(Dataset items)

━━━━━━

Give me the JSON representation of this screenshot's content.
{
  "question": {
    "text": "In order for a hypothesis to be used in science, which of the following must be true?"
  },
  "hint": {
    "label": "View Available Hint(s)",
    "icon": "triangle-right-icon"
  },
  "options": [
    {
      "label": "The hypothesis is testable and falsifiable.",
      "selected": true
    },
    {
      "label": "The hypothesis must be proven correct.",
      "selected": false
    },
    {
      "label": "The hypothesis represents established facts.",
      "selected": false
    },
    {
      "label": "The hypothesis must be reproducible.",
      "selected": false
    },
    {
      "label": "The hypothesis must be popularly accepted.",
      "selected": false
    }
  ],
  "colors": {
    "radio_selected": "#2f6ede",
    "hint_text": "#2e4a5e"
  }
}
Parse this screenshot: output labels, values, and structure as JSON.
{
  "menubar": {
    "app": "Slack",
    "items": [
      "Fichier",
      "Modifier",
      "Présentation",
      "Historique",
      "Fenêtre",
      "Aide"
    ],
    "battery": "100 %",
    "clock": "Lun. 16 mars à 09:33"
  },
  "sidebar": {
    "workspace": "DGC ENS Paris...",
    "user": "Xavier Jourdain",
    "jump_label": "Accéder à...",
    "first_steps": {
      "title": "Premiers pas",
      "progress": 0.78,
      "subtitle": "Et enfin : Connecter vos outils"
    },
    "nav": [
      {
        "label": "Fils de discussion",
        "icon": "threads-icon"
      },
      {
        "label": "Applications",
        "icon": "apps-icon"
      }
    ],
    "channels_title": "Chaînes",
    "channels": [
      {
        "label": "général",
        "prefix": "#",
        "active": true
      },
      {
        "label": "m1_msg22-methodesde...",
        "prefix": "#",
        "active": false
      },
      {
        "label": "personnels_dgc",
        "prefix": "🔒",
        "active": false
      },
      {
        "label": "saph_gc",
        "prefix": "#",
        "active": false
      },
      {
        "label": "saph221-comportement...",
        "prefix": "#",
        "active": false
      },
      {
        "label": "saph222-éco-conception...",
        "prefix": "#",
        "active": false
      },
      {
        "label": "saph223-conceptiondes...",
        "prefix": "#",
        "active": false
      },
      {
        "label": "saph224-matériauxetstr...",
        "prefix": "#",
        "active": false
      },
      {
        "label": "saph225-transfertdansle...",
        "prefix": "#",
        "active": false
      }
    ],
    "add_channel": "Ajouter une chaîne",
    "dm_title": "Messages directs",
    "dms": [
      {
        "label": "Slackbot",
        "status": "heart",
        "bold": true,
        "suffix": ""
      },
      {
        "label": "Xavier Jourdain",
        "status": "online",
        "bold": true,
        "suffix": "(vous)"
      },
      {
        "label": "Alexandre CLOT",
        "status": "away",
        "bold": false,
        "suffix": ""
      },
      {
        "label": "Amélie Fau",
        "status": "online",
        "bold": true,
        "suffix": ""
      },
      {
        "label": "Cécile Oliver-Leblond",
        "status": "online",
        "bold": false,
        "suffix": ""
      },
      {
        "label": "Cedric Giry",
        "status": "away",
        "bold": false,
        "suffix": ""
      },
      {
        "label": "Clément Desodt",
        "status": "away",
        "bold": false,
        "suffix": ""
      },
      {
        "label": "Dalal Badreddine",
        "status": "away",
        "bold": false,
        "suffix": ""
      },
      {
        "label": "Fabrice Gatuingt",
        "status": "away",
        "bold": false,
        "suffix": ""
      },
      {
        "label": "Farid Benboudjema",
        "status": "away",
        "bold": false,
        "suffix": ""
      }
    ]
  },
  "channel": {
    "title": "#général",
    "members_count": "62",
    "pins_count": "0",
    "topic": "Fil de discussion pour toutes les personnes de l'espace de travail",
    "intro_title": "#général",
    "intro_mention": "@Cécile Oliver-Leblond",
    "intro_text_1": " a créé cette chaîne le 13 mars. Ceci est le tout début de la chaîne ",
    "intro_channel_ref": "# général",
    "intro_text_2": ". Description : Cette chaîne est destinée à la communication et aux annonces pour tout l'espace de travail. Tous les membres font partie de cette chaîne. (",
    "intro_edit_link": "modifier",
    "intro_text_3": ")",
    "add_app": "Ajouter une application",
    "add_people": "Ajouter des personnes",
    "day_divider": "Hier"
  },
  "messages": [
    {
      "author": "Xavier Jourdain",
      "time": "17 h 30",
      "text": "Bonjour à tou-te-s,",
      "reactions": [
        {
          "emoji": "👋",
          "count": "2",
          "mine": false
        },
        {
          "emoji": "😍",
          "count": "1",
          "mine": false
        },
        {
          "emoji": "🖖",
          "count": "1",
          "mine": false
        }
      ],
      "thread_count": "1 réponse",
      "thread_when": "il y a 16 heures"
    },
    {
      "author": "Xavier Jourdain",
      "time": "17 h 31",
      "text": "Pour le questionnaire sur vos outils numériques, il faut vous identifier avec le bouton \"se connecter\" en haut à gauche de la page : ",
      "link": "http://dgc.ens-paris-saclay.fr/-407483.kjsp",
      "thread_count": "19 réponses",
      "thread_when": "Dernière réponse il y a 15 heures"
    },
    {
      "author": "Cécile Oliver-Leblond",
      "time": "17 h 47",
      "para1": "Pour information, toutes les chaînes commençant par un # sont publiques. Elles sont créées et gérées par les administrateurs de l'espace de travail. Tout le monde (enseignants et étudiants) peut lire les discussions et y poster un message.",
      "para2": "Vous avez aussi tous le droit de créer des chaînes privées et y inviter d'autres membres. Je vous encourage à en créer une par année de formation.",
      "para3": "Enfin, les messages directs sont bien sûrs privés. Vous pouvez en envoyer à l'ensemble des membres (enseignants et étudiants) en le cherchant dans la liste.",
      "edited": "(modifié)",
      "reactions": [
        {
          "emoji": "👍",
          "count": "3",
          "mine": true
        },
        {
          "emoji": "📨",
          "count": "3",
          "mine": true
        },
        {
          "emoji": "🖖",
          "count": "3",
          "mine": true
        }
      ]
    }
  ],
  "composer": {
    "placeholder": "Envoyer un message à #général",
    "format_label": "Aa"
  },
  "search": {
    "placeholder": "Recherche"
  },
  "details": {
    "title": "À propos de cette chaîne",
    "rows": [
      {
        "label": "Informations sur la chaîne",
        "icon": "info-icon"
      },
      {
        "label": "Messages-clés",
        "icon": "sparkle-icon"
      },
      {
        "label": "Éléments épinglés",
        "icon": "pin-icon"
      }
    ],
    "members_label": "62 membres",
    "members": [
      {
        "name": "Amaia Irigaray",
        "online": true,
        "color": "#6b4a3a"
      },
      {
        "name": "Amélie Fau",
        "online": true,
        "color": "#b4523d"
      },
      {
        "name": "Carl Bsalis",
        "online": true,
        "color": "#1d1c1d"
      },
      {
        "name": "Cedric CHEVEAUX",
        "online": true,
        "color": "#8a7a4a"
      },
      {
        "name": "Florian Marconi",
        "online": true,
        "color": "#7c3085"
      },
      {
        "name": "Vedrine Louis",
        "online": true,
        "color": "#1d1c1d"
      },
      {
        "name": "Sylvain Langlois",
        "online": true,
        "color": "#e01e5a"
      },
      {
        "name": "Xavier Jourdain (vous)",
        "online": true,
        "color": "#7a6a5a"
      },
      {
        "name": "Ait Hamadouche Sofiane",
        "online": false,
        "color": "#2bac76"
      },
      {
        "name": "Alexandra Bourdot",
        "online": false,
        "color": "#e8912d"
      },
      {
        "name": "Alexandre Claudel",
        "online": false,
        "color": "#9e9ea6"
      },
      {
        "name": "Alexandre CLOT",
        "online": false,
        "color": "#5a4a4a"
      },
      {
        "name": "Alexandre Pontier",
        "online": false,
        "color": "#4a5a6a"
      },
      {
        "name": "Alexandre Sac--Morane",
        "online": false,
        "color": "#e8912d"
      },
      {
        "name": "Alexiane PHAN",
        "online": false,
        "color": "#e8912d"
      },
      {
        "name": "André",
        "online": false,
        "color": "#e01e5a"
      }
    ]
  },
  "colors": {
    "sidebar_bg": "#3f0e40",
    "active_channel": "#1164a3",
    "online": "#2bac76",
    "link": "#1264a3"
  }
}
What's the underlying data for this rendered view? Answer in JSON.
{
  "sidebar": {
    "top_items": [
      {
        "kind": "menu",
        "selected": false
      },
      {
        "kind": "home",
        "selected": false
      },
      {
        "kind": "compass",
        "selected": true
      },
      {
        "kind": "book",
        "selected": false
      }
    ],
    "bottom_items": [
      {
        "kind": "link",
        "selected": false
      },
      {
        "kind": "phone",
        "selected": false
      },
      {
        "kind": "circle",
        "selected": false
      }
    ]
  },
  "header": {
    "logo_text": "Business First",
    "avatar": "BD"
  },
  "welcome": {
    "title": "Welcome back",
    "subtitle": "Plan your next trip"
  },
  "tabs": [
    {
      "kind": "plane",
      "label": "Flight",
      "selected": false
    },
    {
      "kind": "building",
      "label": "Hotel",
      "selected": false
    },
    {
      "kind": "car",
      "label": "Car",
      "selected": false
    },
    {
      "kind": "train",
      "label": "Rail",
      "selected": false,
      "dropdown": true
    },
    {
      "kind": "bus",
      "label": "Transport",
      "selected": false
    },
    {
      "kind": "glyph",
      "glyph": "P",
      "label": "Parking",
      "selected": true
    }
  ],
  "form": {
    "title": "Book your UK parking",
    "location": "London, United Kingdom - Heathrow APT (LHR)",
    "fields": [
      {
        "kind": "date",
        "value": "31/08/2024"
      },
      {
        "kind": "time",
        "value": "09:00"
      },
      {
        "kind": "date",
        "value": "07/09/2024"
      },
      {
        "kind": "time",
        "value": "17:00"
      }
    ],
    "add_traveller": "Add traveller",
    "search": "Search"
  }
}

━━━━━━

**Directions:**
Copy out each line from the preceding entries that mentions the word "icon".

**Result:**
    "icon": "triangle-right-icon"
        "icon": "threads-icon"
        "icon": "apps-icon"
        "icon": "info-icon"
        "icon": "sparkle-icon"
        "icon": "pin-icon"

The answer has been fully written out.